Entries taken from a collection:
**********

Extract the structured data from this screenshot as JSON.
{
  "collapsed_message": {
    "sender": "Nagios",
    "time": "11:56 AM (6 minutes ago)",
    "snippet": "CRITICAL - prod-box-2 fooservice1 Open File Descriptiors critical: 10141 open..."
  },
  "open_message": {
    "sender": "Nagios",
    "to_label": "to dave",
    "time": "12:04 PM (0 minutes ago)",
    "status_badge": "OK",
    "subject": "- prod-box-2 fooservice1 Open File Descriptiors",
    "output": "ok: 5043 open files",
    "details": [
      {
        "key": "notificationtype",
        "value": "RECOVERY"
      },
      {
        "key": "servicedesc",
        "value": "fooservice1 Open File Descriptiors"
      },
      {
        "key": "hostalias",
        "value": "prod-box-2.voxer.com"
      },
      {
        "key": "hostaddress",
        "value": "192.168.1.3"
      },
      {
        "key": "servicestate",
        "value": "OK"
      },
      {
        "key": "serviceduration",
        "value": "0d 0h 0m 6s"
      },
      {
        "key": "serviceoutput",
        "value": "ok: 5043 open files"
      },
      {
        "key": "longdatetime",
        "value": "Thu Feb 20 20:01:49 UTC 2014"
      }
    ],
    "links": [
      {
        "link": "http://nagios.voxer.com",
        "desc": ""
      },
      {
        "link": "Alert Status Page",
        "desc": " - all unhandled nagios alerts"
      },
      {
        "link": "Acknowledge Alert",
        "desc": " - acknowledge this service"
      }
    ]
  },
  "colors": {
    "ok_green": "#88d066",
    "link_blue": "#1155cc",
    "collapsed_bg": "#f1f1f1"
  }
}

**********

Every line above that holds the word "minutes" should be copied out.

    "time": "11:56 AM (6 minutes ago)",
    "time": "12:04 PM (0 minutes ago)",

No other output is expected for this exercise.